Your Dog Doesn’t Listen?
Your Dog Doesn’t Listen?
By Stacy Braslau-Schneck for Exceptional Canine
There are two types of focus we might expect from our dogs: cued and uncued. A dog who pays attention to you uncued is the one who “checks in” every so often to see what you’re up to and if he should be involved. Then there are times when you want to tell your dog to pay attention to you, on a cue.
The Name Game
Some people like to use “Look,” “Watch me” or “Pay attention” as the cue to look. I prefer to simply use the dog’s name. Whatever cue you use, start by calling it out in a cheerful, enthusiastic tone of voice. In a low-distraction environment, this might be enough to get your dog’s attention. As soon as he looks, mark that moment by saying “Yes!” or using the clicker, and follow that with some sort of reward -- a tiny food treat, the toss of a ball, hearty praise, etc.
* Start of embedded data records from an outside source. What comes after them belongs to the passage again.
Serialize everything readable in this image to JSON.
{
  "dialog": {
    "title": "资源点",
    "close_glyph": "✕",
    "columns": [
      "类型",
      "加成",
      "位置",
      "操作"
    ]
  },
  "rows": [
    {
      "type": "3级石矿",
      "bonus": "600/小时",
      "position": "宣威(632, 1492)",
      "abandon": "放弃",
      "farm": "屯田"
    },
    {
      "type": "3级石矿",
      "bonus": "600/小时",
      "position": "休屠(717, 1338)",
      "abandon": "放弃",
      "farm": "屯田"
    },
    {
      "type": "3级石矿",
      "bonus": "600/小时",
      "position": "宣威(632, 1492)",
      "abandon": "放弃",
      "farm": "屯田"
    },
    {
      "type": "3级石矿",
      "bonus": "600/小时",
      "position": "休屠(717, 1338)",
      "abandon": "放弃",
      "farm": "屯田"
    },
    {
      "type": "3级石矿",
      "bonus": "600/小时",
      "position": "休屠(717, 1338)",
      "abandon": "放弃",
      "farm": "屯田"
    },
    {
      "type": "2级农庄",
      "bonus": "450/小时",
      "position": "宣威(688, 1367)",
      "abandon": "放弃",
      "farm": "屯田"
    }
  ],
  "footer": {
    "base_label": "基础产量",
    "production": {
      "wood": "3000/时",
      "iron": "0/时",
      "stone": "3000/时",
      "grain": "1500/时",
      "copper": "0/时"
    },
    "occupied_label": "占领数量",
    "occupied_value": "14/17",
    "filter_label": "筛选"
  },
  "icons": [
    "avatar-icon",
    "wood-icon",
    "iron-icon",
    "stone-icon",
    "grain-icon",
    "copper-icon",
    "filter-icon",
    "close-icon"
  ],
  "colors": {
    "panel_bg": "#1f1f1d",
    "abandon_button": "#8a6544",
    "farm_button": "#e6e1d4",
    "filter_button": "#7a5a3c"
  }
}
If your tone of voice is not enough to gain your dog’s interest, you can use something that you’re pretty sure will, such as crinkling a treat bag, waving a treat by your dog’s nose, squeaking a toy, etc. Even consistently pairing your cue with something that naturally gains the dog’s attention can eventually work, as long as it pays off for the dog.
It’s important, however, to always recognize those situations where you’ll need that extra something to get your dog’s attention, and to then be sure to use your bait the first time you call him. If you get in the routine of calling your dog few times and then busting out his favorite treat to grab his attention, you might actually train him to ignore you until the prize appears. You end up with a seemingly stubborn dog that actually learned a form of “Leave it.”
This name game -- call, mark and reward -- teaches your dog to look back at you when you call its name. You want to reward the speed of her response; you should only say her name once, and she has only one second to respond to this limited-time offer. If she doesn’t, you can show her the prize she was going to win, but put it away.
You should also capture and reward those moments when your dog voluntarily checks in with you. Any time you see your dog’s eyes on you, you can mark it (verbally or with a clicker) and reward your dog with praise, a toy or a treat. This is uncued, so don’t call your dog’s name or use any other command. Just wait for it. Your dog will learn to check in with you with some frequency.
A variation on this is the “Find It/Find Me” game. Let your dog see you toss a small food treat on the ground and say “Find it.” Wait for him to eat it and then look back to you for another one. At that moment, you mark and reward. The reward could be tossing another treat for another round of the game. (This is especially useful for reactive dogs that might need to learn to look away from their triggers and then focus on their owners.)
All training should be started in a low-distraction environment. If your dog’s focus is already challenged, it’s more difficult to be successful. A dog that’s already had a chance to practice attention in a quiet, boring environment will find it easier to remember this game when there are small distractions, and later when there are greater ones. Remember: If you’re not sure you can get your dog’s attention, don’t allow her or him to be off-leash or uncontained.
Also, remember that if you are calling your dog’s attention to scold or punish or to involve your dog in an activity it doesn’t like (taking baths, getting its nails clipped, being put away while you leave), your dog will learn to be deaf. Be aware that when a dog deliberately turns its head away, that might be a sign of stress or a calming signal that indicates that the dog is uncomfortable with something.Be Reasonable
Take a moment for realistic self-reflection. Do you always instantly respond when someone calls your name? There are times, maybe each day, when you say “Just a second!” because you are engaged in something that has previously caught your attention. While we can train dogs to higher expectation of responsiveness, keep in mind that it will take training. Be patient while you put in the effort and you’ll be rewarded with a dog that quickly looks to you expectantly.
Stacy Braslau-Schneck is a longtime dog trainer and a professional member of the Association of Dog Pet Trainers. She works closely with the Human Society Silicon Valley and is the owner of Stacy’s Wag’N’Train, which offers small group
classes and private lessons in San Jose, Calif. Stacy writes frequently for Exceptional Canine.
Stacy Braslau-Schneck is a longtime dog trainer and a professional member of the Association of Dog Pet Trainers. She works closely with the Human Society Silicon Valley and is the owner of Stacy’s Wag’N’Train, which offers small group classes and private lessons in San Jose, Calif. Stacy writes frequently for Exceptional Canine.